What you need to know:
- The report places Kenya in 11th place, with its highest ranking for personal freedom, entrepreneurship and opportunity.
- Rwanda received high marks for its economy and governance and is the most improved country in Africa over the past 10 years.
- Tanzania received a less favourable rating and is ranked the least improved country since 2009.
Kenya and Rwanda are the only East African countries to make the top dozen most prosperous states in Africa, according to a new report.
The Legatum Institute’s 2016 Africa Prosperity Report reveals how economic growth across Africa is not necessarily being translated into higher levels of prosperity in individual countries.
Researchers at the international think tank, which is based in London, sought to determine what level of prosperity African countries can and should be expected to deliver, given their level of wealth.
The report released on Wednesday places Kenya in 11th place, with its highest ranking for personal freedom, entrepreneurship and opportunity and only its low status for safety and security.
Rwanda, in eighth place, received high marks for its economy and governance and is the most improved country in Africa over the past 10 years, according to the report.
It notes that while Rwanda may have less than a third of Angola’s wealth, it has been far more successful at creating a prosperous nation.
Even though its GDP per capita is $1,661, it came at the top of the ranking due to the significant reforms it has made recently to strengthen the rule of law and reduce corruption.
Tanzania received a less favourable rating and is ranked the least improved country since 2009.
The report makes its ranking by assessing a country’s level of wealth (GDP per capita) modelled against its overall ranking in the think tank’s own Prosperity Index, using eight economic and social factors including entrepreneurship & opportunity, governance, education, health, safety & security, personal freedom and social capital.
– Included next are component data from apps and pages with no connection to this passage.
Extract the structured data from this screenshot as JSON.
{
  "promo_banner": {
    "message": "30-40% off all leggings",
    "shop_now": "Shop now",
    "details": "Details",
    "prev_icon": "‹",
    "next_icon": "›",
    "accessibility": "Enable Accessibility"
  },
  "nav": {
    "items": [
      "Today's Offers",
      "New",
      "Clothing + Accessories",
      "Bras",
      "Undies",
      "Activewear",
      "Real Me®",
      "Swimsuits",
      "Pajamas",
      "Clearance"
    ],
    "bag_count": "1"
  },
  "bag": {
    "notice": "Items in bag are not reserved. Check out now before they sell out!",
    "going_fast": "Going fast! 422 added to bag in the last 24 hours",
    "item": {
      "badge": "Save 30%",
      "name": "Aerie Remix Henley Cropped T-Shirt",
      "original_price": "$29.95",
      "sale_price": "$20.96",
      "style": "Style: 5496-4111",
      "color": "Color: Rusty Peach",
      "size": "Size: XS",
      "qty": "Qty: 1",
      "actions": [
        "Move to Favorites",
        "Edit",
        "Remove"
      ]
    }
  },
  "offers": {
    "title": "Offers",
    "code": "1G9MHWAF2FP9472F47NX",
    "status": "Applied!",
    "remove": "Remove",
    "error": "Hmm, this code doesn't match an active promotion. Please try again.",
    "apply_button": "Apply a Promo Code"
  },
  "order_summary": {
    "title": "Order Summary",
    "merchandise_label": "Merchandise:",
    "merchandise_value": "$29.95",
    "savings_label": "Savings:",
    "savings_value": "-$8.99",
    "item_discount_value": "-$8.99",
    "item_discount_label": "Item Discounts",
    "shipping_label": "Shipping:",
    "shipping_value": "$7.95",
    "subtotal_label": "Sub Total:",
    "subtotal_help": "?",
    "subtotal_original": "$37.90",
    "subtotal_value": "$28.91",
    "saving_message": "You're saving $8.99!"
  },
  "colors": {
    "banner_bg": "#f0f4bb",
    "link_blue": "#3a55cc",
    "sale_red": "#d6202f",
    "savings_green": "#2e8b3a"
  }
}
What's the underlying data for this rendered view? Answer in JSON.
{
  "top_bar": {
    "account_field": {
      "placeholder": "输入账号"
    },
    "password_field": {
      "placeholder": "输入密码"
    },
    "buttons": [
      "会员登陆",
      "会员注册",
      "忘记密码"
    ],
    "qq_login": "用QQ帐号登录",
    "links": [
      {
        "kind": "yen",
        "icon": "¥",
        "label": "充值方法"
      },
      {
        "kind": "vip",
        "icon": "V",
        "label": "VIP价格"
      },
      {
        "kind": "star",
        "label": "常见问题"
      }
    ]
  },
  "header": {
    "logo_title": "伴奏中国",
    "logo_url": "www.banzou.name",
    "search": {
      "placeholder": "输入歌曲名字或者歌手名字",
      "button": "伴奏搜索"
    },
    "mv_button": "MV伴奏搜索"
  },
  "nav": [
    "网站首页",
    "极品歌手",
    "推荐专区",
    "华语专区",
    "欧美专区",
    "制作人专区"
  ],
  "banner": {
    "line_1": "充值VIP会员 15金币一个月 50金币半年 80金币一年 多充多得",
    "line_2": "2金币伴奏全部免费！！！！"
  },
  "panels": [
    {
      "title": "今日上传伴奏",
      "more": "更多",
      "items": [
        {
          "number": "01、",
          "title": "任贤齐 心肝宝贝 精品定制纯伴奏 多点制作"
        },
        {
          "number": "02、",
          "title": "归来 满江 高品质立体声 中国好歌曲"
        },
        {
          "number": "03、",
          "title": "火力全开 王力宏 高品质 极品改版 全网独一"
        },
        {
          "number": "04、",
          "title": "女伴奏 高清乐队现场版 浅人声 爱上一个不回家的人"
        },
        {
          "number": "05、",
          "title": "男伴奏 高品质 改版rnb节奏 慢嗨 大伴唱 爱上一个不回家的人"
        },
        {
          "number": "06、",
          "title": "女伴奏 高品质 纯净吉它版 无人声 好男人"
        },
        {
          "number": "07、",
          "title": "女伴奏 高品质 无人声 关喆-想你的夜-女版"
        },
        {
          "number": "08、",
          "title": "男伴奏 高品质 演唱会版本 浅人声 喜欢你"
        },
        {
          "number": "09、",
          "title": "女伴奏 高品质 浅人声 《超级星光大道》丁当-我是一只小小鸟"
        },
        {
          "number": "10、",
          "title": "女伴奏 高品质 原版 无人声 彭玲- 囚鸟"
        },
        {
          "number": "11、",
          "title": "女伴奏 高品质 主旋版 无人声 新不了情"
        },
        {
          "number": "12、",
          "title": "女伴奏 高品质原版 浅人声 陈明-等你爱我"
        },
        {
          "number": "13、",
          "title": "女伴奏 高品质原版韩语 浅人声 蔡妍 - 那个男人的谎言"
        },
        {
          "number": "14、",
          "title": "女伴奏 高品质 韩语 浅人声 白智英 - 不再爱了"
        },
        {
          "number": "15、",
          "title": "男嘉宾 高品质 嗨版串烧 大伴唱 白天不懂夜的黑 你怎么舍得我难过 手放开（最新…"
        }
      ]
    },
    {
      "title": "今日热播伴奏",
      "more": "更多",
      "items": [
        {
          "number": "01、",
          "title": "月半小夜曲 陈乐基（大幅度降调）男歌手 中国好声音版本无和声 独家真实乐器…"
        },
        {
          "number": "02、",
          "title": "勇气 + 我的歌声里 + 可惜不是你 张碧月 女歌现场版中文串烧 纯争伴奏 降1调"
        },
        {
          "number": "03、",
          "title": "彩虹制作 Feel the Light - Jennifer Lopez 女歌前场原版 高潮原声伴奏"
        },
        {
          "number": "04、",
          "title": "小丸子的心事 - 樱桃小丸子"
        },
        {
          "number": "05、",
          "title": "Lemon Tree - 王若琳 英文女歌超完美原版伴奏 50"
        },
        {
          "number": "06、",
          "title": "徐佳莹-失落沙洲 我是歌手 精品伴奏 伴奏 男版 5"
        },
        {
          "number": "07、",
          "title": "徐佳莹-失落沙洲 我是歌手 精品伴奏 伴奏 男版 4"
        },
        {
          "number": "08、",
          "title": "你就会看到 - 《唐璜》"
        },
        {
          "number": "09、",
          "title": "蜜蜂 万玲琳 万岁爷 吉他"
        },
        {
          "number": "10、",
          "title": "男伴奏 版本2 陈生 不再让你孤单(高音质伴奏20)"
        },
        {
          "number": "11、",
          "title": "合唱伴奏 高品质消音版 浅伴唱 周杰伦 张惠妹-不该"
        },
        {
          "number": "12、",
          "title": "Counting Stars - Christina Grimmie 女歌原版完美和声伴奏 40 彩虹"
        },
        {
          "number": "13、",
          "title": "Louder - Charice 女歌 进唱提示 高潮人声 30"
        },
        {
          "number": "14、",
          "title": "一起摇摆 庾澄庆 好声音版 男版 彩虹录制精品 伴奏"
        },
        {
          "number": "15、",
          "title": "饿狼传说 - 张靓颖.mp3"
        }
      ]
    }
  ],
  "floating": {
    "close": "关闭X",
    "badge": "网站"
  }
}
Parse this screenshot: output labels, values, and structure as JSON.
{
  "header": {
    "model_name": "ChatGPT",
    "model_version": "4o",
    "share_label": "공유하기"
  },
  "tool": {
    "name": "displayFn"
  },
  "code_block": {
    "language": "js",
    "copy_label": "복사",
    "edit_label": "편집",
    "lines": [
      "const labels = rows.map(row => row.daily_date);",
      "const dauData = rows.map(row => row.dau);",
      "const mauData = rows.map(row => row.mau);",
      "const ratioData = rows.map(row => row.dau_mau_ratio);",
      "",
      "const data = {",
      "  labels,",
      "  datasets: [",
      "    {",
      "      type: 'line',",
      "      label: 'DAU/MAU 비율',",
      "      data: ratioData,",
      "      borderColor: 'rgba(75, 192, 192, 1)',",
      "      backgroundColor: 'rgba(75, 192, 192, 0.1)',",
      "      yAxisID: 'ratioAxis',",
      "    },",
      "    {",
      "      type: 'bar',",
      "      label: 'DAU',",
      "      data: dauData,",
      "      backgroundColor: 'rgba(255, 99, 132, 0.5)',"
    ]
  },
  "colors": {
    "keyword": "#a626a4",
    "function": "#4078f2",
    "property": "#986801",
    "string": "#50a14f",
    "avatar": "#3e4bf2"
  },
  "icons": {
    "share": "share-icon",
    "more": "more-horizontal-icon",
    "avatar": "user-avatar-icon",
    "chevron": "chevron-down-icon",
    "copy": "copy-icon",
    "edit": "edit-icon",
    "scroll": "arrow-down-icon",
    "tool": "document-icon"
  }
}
The results — set out in a league table — show, for the first time, the Prosperity Gap in each African country.
“Countries that are over-achieving often have relative low levels of wealth yet have created a Prosperity Surplus by offering their citizens wider socio-economic benefits such as civil liberties, a strong judiciary and a diverse economy,” says the report.